▶ [Exercise description]: Repeat every record exactly, omitting the pictures.

-------- Supplied records --------

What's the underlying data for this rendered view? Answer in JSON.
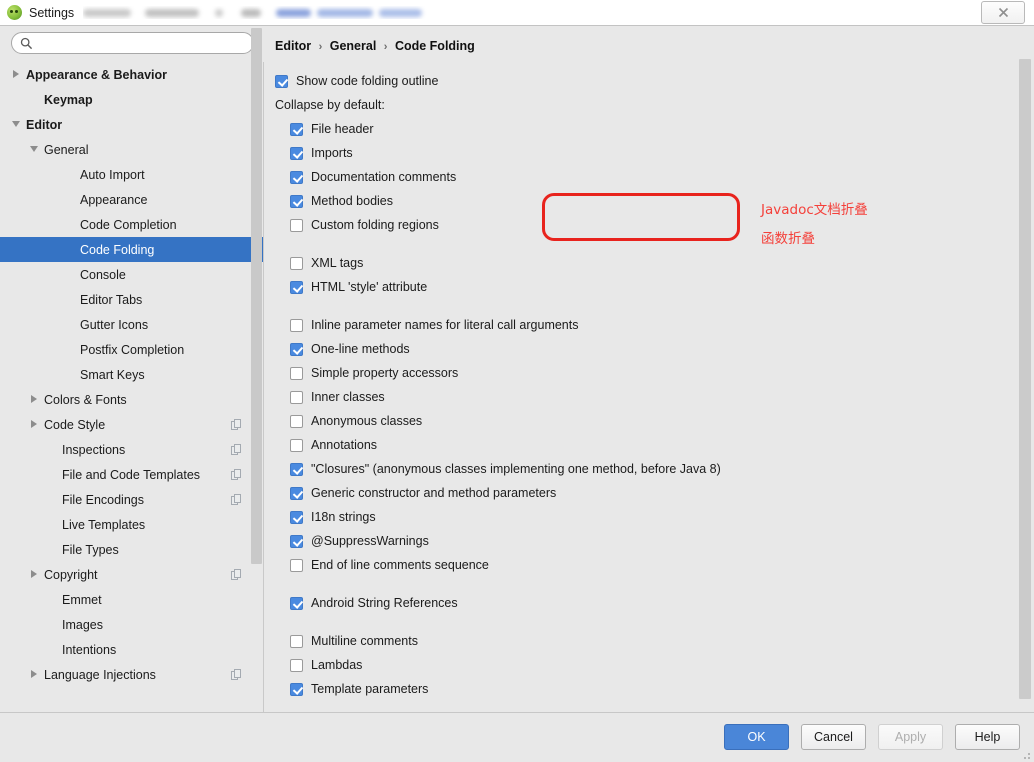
{
  "titlebar": {
    "app_icon": "idea-app-icon",
    "title": "Settings",
    "close_label": "close-icon"
  },
  "sidebar": {
    "search": {
      "value": "",
      "placeholder": "",
      "icon": "search-icon"
    },
    "items": [
      {
        "label": "Appearance & Behavior",
        "indent": 0,
        "twisty": "collapsed",
        "bold": true,
        "selected": false,
        "scope_icon": false
      },
      {
        "label": "Keymap",
        "indent": 1,
        "twisty": "none",
        "bold": true,
        "selected": false,
        "scope_icon": false
      },
      {
        "label": "Editor",
        "indent": 0,
        "twisty": "expanded",
        "bold": true,
        "selected": false,
        "scope_icon": false
      },
      {
        "label": "General",
        "indent": 1,
        "twisty": "expanded",
        "bold": false,
        "selected": false,
        "scope_icon": false
      },
      {
        "label": "Auto Import",
        "indent": 3,
        "twisty": "none",
        "bold": false,
        "selected": false,
        "scope_icon": false
      },
      {
        "label": "Appearance",
        "indent": 3,
        "twisty": "none",
        "bold": false,
        "selected": false,
        "scope_icon": false
      },
      {
        "label": "Code Completion",
        "indent": 3,
        "twisty": "none",
        "bold": false,
        "selected": false,
        "scope_icon": false
      },
      {
        "label": "Code Folding",
        "indent": 3,
        "twisty": "none",
        "bold": false,
        "selected": true,
        "scope_icon": false
      },
      {
        "label": "Console",
        "indent": 3,
        "twisty": "none",
        "bold": false,
        "selected": false,
        "scope_icon": false
      },
      {
        "label": "Editor Tabs",
        "indent": 3,
        "twisty": "none",
        "bold": false,
        "selected": false,
        "scope_icon": false
      },
      {
        "label": "Gutter Icons",
        "indent": 3,
        "twisty": "none",
        "bold": false,
        "selected": false,
        "scope_icon": false
      },
      {
        "label": "Postfix Completion",
        "indent": 3,
        "twisty": "none",
        "bold": false,
        "selected": false,
        "scope_icon": false
      },
      {
        "label": "Smart Keys",
        "indent": 3,
        "twisty": "none",
        "bold": false,
        "selected": false,
        "scope_icon": false
      },
      {
        "label": "Colors & Fonts",
        "indent": 1,
        "twisty": "collapsed",
        "bold": false,
        "selected": false,
        "scope_icon": false
      },
      {
        "label": "Code Style",
        "indent": 1,
        "twisty": "collapsed",
        "bold": false,
        "selected": false,
        "scope_icon": true
      },
      {
        "label": "Inspections",
        "indent": 2,
        "twisty": "none",
        "bold": false,
        "selected": false,
        "scope_icon": true
      },
      {
        "label": "File and Code Templates",
        "indent": 2,
        "twisty": "none",
        "bold": false,
        "selected": false,
        "scope_icon": true
      },
      {
        "label": "File Encodings",
        "indent": 2,
        "twisty": "none",
        "bold": false,
        "selected": false,
        "scope_icon": true
      },
      {
        "label": "Live Templates",
        "indent": 2,
        "twisty": "none",
        "bold": false,
        "selected": false,
        "scope_icon": false
      },
      {
        "label": "File Types",
        "indent": 2,
        "twisty": "none",
        "bold": false,
        "selected": false,
        "scope_icon": false
      },
      {
        "label": "Copyright",
        "indent": 1,
        "twisty": "collapsed",
        "bold": false,
        "selected": false,
        "scope_icon": true
      },
      {
        "label": "Emmet",
        "indent": 2,
        "twisty": "none",
        "bold": false,
        "selected": false,
        "scope_icon": false
      },
      {
        "label": "Images",
        "indent": 2,
        "twisty": "none",
        "bold": false,
        "selected": false,
        "scope_icon": false
      },
      {
        "label": "Intentions",
        "indent": 2,
        "twisty": "none",
        "bold": false,
        "selected": false,
        "scope_icon": false
      },
      {
        "label": "Language Injections",
        "indent": 1,
        "twisty": "collapsed",
        "bold": false,
        "selected": false,
        "scope_icon": true
      }
    ]
  },
  "content": {
    "breadcrumb": {
      "part1": "Editor",
      "part2": "General",
      "part3": "Code Folding",
      "separator": "›"
    },
    "show_outline": {
      "label": "Show code folding outline",
      "checked": true
    },
    "collapse_header": "Collapse by default:",
    "groups": [
      {
        "indent": 1,
        "items": [
          {
            "label": "File header",
            "checked": true
          },
          {
            "label": "Imports",
            "checked": true
          },
          {
            "label": "Documentation comments",
            "checked": true
          },
          {
            "label": "Method bodies",
            "checked": true
          },
          {
            "label": "Custom folding regions",
            "checked": false
          }
        ]
      },
      {
        "indent": 1,
        "items": [
          {
            "label": "XML tags",
            "checked": false
          },
          {
            "label": "HTML 'style' attribute",
            "checked": true
          }
        ]
      },
      {
        "indent": 1,
        "items": [
          {
            "label": "Inline parameter names for literal call arguments",
            "checked": false
          },
          {
            "label": "One-line methods",
            "checked": true
          },
          {
            "label": "Simple property accessors",
            "checked": false
          },
          {
            "label": "Inner classes",
            "checked": false
          },
          {
            "label": "Anonymous classes",
            "checked": false
          },
          {
            "label": "Annotations",
            "checked": false
          },
          {
            "label": "\"Closures\" (anonymous classes implementing one method, before Java 8)",
            "checked": true
          },
          {
            "label": "Generic constructor and method parameters",
            "checked": true
          },
          {
            "label": "I18n strings",
            "checked": true
          },
          {
            "label": "@SuppressWarnings",
            "checked": true
          },
          {
            "label": "End of line comments sequence",
            "checked": false
          }
        ]
      },
      {
        "indent": 1,
        "items": [
          {
            "label": "Android String References",
            "checked": true
          }
        ]
      },
      {
        "indent": 1,
        "items": [
          {
            "label": "Multiline comments",
            "checked": false
          },
          {
            "label": "Lambdas",
            "checked": false
          },
          {
            "label": "Template parameters",
            "checked": true
          }
        ]
      }
    ]
  },
  "annotations": {
    "highlight_color": "#e8231d",
    "text_color": "#f4403a",
    "note1": "Javadoc文档折叠",
    "note2": "函数折叠"
  },
  "footer": {
    "ok": "OK",
    "cancel": "Cancel",
    "apply": "Apply",
    "help": "Help"
  }
}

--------

▶ [Written solution]:
What's the underlying data for this rendered view? Answer in JSON.
{
  "titlebar": {
    "app_icon": "idea-app-icon",
    "title": "Settings",
    "close_label": "close-icon"
  },
  "sidebar": {
    "search": {
      "value": "",
      "placeholder": "",
      "icon": "search-icon"
    },
    "items": [
      {
        "label": "Appearance & Behavior",
        "indent": 0,
        "twisty": "collapsed",
        "bold": true,
        "selected": false,
        "scope_icon": false
      },
      {
        "label": "Keymap",
        "indent": 1,
        "twisty": "none",
        "bold": true,
        "selected": false,
        "scope_icon": false
      },
      {
        "label": "Editor",
        "indent": 0,
        "twisty": "expanded",
        "bold": true,
        "selected": false,
        "scope_icon": false
      },
      {
        "label": "General",
        "indent": 1,
        "twisty": "expanded",
        "bold": false,
        "selected": false,
        "scope_icon": false
      },
      {
        "label": "Auto Import",
        "indent": 3,
        "twisty": "none",
        "bold": false,
        "selected": false,
        "scope_icon": false
      },
      {
        "label": "Appearance",
        "indent": 3,
        "twisty": "none",
        "bold": false,
        "selected": false,
        "scope_icon": false
      },
      {
        "label": "Code Completion",
        "indent": 3,
        "twisty": "none",
        "bold": false,
        "selected": false,
        "scope_icon": false
      },
      {
        "label": "Code Folding",
        "indent": 3,
        "twisty": "none",
        "bold": false,
        "selected": true,
        "scope_icon": false
      },
      {
        "label": "Console",
        "indent": 3,
        "twisty": "none",
        "bold": false,
        "selected": false,
        "scope_icon": false
      },
      {
        "label": "Editor Tabs",
        "indent": 3,
        "twisty": "none",
        "bold": false,
        "selected": false,
        "scope_icon": false
      },
      {
        "label": "Gutter Icons",
        "indent": 3,
        "twisty": "none",
        "bold": false,
        "selected": false,
        "scope_icon": false
      },
      {
        "label": "Postfix Completion",
        "indent": 3,
        "twisty": "none",
        "bold": false,
        "selected": false,
        "scope_icon": false
      },
      {
        "label": "Smart Keys",
        "indent": 3,
        "twisty": "none",
        "bold": false,
        "selected": false,
        "scope_icon": false
      },
      {
        "label": "Colors & Fonts",
        "indent": 1,
        "twisty": "collapsed",
        "bold": false,
        "selected": false,
        "scope_icon": false
      },
      {
        "label": "Code Style",
        "indent": 1,
        "twisty": "collapsed",
        "bold": false,
        "selected": false,
        "scope_icon": true
      },
      {
        "label": "Inspections",
        "indent": 2,
        "twisty": "none",
        "bold": false,
        "selected": false,
        "scope_icon": true
      },
      {
        "label": "File and Code Templates",
        "indent": 2,
        "twisty": "none",
        "bold": false,
        "selected": false,
        "scope_icon": true
      },
      {
        "label": "File Encodings",
        "indent": 2,
        "twisty": "none",
        "bold": false,
        "selected": false,
        "scope_icon": true
      },
      {
        "label": "Live Templates",
        "indent": 2,
        "twisty": "none",
        "bold": false,
        "selected": false,
        "scope_icon": false
      },
      {
        "label": "File Types",
        "indent": 2,
        "twisty": "none",
        "bold": false,
        "selected": false,
        "scope_icon": false
      },
      {
        "label": "Copyright",
        "indent": 1,
        "twisty": "collapsed",
        "bold": false,
        "selected": false,
        "scope_icon": true
      },
      {
        "label": "Emmet",
        "indent": 2,
        "twisty": "none",
        "bold": false,
        "selected": false,
        "scope_icon": false
      },
      {
        "label": "Images",
        "indent": 2,
        "twisty": "none",
        "bold": false,
        "selected": false,
        "scope_icon": false
      },
      {
        "label": "Intentions",
        "indent": 2,
        "twisty": "none",
        "bold": false,
        "selected": false,
        "scope_icon": false
      },
      {
        "label": "Language Injections",
        "indent": 1,
        "twisty": "collapsed",
        "bold": false,
        "selected": false,
        "scope_icon": true
      }
    ]
  },
  "content": {
    "breadcrumb": {
      "part1": "Editor",
      "part2": "General",
      "part3": "Code Folding",
      "separator": "›"
    },
    "show_outline": {
      "label": "Show code folding outline",
      "checked": true
    },
    "collapse_header": "Collapse by default:",
    "groups": [
      {
        "indent": 1,
        "items": [
          {
            "label": "File header",
            "checked": true
          },
          {
            "label": "Imports",
            "checked": true
          },
          {
            "label": "Documentation comments",
            "checked": true
          },
          {
            "label": "Method bodies",
            "checked": true
          },
          {
            "label": "Custom folding regions",
            "checked": false
          }
        ]
      },
      {
        "indent": 1,
        "items": [
          {
            "label": "XML tags",
            "checked": false
          },
          {
            "label": "HTML 'style' attribute",
            "checked": true
          }
        ]
      },
      {
        "indent": 1,
        "items": [
          {
            "label": "Inline parameter names for literal call arguments",
            "checked": false
          },
          {
            "label": "One-line methods",
            "checked": true
          },
          {
            "label": "Simple property accessors",
            "checked": false
          },
          {
            "label": "Inner classes",
            "checked": false
          },
          {
            "label": "Anonymous classes",
            "checked": false
          },
          {
            "label": "Annotations",
            "checked": false
          },
          {
            "label": "\"Closures\" (anonymous classes implementing one method, before Java 8)",
            "checked": true
          },
          {
            "label": "Generic constructor and method parameters",
            "checked": true
          },
          {
            "label": "I18n strings",
            "checked": true
          },
          {
            "label": "@SuppressWarnings",
            "checked": true
          },
          {
            "label": "End of line comments sequence",
            "checked": false
          }
        ]
      },
      {
        "indent": 1,
        "items": [
          {
            "label": "Android String References",
            "checked": true
          }
        ]
      },
      {
        "indent": 1,
        "items": [
          {
            "label": "Multiline comments",
            "checked": false
          },
          {
            "label": "Lambdas",
            "checked": false
          },
          {
            "label": "Template parameters",
            "checked": true
          }
        ]
      }
    ]
  },
  "annotations": {
    "highlight_color": "#e8231d",
    "text_color": "#f4403a",
    "note1": "Javadoc文档折叠",
    "note2": "函数折叠"
  },
  "footer": {
    "ok": "OK",
    "cancel": "Cancel",
    "apply": "Apply",
    "help": "Help"
  }
}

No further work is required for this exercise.